Image Credit: George Arents Collection, The New York Public Library. “Marquetry writing desk by F. G. Teune.” The New York Public Library Digital Collections. http://digitalcollections.nypl.org/items/5e66b3e8-bc99-d471-e040-e00a180654d7

Spoiler Alert: An Idea for Reviewing Books

Behind Closed Doors by B. A. Paris

The “Lazarus Rating System”

As I look for new books to read, I always refer to the Goodreads reviews, for both the number of stars and the write-ups. I may be the outlier here, but when I read a review, I don’t necessarily want a summary of the plot. That, in of itself, is a bit of a spoiler to me. Anything more than the few sentence synopsis is more than I want to know.

So, when I review books, I don’t summarize the story but rather point out what I liked and didn’t like. Just recently, it occurred to me that I should use a consistent format, no different that the supplier quality audits I did years ago in corporate America. So, from now on, I’ll be using my newly created “Lazarus Rating System” with the elements that I think are worth noting, each with the highest possible score of 5 points.

Here’s an example with the most recent book I completed on New Year’s Day – how’s that for a fresh start to 2017!

Title – Behind Closed Doors

 Author – B.A. Paris

Overall Score – 5

Overall, I give this novel a 4.5 rounded up to a 5, primarily for the pace and character development.

Book Cover – 4

The bold red font is eye-catching and the red has significance in the story, so good tie-in there. The door and doorknob are a bit mundane, but I do prefer objects versus people on book covers so appreciate that the characters’ images were not shown—better to leave to the reader’s imagination what they look like.

Plot – 4.5

I read a Q&A from the author that she had suspicions of a friend’s marriage and her imagination took it from there. I found the story line to be original and, for the most part, believable. Towards the end, I was worried that the author would miss a loose end (like the paintings Grace did that were hanging in the basement) but she wove them into the story, leaving a satisfying ending.

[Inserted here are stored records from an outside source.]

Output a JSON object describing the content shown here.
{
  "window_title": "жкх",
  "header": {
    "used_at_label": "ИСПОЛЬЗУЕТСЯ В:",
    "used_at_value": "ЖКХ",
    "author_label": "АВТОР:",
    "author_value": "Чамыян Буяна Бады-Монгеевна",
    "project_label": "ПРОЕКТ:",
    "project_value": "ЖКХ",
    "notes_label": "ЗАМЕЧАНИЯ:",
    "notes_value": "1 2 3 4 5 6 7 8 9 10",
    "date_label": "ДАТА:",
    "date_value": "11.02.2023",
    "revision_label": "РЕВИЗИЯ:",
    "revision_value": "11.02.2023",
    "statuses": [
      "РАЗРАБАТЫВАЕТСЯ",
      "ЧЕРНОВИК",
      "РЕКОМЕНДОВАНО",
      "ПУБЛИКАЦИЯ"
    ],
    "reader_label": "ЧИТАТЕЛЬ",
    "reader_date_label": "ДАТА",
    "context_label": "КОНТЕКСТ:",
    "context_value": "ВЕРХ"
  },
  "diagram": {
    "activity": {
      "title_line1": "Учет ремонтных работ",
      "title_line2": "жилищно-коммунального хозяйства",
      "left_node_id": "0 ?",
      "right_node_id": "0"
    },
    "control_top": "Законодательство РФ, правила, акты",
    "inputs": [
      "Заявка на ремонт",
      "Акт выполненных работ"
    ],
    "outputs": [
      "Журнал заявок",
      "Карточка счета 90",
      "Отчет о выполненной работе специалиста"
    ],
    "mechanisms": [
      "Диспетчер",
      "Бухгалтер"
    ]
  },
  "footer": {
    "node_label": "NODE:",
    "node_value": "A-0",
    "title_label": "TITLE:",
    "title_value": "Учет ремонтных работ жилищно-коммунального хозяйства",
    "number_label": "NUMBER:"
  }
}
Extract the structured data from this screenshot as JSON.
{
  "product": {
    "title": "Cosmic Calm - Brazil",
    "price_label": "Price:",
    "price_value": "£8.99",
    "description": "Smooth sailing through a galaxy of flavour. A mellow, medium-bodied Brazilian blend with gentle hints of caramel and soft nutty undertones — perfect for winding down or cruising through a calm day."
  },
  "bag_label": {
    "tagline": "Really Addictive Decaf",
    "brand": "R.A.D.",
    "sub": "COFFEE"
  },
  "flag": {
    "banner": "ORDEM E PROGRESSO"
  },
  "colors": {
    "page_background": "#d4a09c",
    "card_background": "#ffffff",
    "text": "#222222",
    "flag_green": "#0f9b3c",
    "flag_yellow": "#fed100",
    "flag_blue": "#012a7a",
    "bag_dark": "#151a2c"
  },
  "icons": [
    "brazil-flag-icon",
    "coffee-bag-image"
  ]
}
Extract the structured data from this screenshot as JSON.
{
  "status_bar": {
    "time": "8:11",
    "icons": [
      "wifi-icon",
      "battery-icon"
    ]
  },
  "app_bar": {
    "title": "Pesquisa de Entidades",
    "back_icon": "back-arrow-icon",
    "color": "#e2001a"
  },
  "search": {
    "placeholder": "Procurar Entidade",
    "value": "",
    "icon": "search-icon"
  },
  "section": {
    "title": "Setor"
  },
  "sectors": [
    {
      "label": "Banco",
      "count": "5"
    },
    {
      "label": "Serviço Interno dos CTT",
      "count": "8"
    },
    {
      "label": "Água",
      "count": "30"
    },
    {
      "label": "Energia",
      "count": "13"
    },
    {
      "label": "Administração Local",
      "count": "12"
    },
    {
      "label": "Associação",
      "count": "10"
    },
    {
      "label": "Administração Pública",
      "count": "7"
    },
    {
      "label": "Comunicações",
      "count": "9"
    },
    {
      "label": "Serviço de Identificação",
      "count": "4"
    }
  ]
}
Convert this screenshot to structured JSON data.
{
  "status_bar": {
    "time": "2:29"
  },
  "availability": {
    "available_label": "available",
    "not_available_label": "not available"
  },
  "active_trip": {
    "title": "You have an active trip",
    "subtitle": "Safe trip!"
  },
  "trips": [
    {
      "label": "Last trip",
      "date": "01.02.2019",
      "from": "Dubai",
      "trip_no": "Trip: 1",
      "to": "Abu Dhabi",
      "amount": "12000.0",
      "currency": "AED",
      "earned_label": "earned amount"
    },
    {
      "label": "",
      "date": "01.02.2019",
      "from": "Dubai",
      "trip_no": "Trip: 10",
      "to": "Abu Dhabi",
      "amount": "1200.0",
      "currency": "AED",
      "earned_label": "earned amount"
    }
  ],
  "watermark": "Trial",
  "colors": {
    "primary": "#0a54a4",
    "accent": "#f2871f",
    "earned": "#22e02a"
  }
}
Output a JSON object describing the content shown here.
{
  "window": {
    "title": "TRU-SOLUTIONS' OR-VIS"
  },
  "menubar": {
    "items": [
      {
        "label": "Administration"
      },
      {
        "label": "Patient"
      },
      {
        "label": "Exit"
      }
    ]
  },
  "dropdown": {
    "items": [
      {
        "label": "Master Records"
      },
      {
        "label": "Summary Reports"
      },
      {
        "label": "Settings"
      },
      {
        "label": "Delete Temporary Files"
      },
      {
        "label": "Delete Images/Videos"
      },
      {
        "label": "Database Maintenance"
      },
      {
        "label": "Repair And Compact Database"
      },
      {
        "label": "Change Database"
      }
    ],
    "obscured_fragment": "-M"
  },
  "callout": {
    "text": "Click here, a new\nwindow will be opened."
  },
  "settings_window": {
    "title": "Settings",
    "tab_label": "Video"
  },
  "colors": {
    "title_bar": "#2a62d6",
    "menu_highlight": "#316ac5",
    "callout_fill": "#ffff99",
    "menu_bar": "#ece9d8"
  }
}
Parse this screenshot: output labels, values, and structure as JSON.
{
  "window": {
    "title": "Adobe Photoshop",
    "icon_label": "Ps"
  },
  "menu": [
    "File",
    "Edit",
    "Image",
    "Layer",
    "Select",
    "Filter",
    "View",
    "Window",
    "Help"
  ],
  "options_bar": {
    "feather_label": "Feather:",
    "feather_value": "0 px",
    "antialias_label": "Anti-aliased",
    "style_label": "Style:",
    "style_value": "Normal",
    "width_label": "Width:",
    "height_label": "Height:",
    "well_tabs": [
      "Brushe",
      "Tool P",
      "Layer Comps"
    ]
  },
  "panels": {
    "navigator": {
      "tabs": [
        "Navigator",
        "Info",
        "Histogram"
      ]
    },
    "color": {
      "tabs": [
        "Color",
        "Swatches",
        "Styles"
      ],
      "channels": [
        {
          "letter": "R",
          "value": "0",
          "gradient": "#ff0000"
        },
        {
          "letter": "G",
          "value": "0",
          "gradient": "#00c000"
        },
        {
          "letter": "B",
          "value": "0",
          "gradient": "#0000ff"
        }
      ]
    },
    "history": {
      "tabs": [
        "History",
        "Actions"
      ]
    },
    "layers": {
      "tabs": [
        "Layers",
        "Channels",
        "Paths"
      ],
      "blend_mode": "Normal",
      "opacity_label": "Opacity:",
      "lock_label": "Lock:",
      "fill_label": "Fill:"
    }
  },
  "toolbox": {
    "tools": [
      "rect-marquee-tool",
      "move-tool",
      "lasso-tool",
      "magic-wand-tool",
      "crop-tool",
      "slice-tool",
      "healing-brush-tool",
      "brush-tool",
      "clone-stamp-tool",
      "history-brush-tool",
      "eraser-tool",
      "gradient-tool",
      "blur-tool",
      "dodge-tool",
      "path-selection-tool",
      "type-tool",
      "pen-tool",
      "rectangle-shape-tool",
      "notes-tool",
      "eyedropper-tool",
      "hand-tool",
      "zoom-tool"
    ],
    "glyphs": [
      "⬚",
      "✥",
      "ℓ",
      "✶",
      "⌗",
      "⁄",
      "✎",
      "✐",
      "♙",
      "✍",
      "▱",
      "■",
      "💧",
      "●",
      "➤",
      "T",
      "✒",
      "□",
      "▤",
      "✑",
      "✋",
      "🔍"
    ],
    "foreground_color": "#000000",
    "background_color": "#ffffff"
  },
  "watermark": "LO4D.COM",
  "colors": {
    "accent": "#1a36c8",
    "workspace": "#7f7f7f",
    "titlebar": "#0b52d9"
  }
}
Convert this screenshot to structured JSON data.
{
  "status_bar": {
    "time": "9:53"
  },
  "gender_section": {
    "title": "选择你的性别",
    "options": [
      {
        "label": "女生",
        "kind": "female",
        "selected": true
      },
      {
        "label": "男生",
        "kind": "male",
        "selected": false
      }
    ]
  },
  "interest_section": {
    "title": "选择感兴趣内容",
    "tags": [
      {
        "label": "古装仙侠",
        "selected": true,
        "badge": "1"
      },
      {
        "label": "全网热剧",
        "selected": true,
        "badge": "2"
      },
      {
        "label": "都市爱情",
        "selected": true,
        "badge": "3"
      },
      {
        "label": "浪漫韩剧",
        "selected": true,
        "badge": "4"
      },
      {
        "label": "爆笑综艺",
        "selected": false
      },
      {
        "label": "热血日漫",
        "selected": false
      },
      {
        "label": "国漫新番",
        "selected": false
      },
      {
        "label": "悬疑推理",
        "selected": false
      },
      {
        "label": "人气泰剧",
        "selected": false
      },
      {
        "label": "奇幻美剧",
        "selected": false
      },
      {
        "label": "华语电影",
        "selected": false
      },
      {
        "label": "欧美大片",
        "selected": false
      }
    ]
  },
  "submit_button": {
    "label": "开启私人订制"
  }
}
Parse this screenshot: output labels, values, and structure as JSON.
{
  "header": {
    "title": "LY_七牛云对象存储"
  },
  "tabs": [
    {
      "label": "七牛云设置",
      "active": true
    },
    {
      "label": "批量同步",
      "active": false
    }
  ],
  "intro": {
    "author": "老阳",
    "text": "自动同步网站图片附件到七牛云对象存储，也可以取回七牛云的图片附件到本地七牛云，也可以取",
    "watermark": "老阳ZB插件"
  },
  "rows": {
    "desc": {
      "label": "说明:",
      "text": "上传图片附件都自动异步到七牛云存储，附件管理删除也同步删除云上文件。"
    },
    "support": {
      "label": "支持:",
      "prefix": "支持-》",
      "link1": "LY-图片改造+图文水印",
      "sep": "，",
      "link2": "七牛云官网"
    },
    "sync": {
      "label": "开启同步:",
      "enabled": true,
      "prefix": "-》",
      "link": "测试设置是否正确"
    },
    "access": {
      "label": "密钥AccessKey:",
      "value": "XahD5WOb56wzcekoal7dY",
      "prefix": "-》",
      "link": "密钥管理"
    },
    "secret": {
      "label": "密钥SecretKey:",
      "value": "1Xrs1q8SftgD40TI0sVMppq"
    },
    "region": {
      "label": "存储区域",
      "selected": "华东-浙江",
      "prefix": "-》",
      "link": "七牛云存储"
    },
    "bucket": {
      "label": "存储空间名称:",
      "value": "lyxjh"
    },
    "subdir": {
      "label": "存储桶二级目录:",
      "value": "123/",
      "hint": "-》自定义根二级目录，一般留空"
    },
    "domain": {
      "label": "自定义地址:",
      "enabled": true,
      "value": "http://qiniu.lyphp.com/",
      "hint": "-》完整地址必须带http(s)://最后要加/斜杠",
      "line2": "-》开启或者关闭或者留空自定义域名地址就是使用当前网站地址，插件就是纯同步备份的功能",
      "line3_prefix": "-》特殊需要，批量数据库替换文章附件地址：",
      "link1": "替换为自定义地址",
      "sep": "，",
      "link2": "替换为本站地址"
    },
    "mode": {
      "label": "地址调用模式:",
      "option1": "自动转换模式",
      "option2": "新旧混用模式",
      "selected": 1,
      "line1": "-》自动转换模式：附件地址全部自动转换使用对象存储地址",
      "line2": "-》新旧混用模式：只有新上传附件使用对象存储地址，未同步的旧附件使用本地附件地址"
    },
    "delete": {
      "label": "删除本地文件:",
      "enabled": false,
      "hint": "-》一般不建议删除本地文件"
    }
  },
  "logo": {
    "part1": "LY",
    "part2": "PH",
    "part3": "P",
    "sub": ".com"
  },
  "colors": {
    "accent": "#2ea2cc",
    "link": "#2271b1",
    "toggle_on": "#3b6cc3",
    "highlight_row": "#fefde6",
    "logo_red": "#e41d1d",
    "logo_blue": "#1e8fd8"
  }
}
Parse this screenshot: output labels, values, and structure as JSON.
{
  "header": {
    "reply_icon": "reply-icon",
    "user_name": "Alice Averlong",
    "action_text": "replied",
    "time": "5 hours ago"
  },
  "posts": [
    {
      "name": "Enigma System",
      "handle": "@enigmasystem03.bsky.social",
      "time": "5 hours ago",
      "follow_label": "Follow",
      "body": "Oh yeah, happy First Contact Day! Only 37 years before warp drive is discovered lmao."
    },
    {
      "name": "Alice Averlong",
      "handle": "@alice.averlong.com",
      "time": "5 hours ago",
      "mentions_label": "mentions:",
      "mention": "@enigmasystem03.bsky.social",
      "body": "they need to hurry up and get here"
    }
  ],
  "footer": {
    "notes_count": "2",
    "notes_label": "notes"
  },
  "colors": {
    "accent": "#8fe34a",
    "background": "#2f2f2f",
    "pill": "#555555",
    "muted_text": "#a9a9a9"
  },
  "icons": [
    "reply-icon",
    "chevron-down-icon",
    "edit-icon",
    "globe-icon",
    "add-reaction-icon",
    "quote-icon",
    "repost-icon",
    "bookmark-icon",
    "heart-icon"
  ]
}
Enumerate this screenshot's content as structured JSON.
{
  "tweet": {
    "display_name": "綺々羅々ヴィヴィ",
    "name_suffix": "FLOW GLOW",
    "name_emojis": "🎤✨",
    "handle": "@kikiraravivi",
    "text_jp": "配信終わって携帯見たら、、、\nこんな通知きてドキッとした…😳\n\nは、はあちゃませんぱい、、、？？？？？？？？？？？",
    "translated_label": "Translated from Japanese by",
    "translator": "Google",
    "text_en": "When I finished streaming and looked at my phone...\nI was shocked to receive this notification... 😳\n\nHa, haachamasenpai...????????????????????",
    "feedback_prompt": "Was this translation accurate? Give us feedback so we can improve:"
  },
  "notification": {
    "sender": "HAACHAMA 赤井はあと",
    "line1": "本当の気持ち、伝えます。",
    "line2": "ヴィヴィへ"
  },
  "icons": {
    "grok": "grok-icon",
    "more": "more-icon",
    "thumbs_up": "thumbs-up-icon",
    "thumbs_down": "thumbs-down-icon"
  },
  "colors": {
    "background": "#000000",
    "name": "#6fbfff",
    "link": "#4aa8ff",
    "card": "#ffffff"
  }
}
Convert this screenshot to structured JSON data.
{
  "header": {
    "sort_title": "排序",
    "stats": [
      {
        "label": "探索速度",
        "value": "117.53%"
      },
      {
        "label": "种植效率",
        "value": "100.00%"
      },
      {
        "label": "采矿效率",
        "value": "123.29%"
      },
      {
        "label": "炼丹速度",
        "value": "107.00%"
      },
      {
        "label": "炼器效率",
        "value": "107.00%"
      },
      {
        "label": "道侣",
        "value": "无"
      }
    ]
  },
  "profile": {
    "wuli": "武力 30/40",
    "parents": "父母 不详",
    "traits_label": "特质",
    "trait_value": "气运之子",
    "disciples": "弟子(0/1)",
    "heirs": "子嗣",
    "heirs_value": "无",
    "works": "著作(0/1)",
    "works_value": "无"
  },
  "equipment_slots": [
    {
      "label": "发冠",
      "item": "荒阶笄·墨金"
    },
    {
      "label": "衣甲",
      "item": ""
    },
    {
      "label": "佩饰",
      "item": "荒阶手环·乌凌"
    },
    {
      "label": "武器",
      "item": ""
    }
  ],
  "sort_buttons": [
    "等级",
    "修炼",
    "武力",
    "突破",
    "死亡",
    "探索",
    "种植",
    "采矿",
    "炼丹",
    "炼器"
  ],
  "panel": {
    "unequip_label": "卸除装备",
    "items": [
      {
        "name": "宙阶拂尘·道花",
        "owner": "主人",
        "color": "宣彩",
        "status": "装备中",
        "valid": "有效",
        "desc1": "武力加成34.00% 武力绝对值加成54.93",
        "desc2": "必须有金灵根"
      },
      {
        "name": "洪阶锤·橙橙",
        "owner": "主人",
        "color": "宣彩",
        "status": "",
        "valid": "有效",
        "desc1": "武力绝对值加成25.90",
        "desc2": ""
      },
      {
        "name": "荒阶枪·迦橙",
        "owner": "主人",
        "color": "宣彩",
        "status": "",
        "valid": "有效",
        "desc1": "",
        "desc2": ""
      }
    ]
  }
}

Character Development – 4.5  ***SLIGHT SPOILER ALERT***

Grace – 5; The author did a very good job of showing how an independent woman could become trapped over time. Often when I thought Grace should do something or act in a certain way, she did, which made her character very believable.

Milly – 4; Milly’s truncated language made her stand out as a character. I did question how she could be as clever as she was portrayed given her limitations, but I have to admit, I liked that she was. The George Clooney references were hilarious. (He should make this book into a movie and play Jack for that alone!)

Jack – 3; Although Jack’s childhood was explained briefly, I would have liked to see more motive behind his actions. Also, why was having Grace not enough for him? Why did he need Milly, too?

Pace – 5

Never once did I think “get on with it already.” Paris did an outstanding job of keeping me interested and eager to find the next block of time when I could continue with the book, which to me, is the single most important criteria if I like a book.

Basics (Grammar, Punctuation, Format) – 5

All good.

PS – if you listen to the audio book, narrated by Georgia Maguire, you won’t be disappointed.

Price – 4

Hard Cover – 12.99; which is on par with other novels of this type.

Kindle – 9.99; which seems a bit high compared to the hardcover price.

 

Any other criteria that you think I should add to my new rating system?

  • T (Title)
  • A (Author)
  • O (Overall)
  • 1C (Character Development)
  • 2B (Book Cover, Basics)
  • 3P (Plot, Pace, Price)

Leave a comment below or on twitter @liz_lazarus to share your thoughts.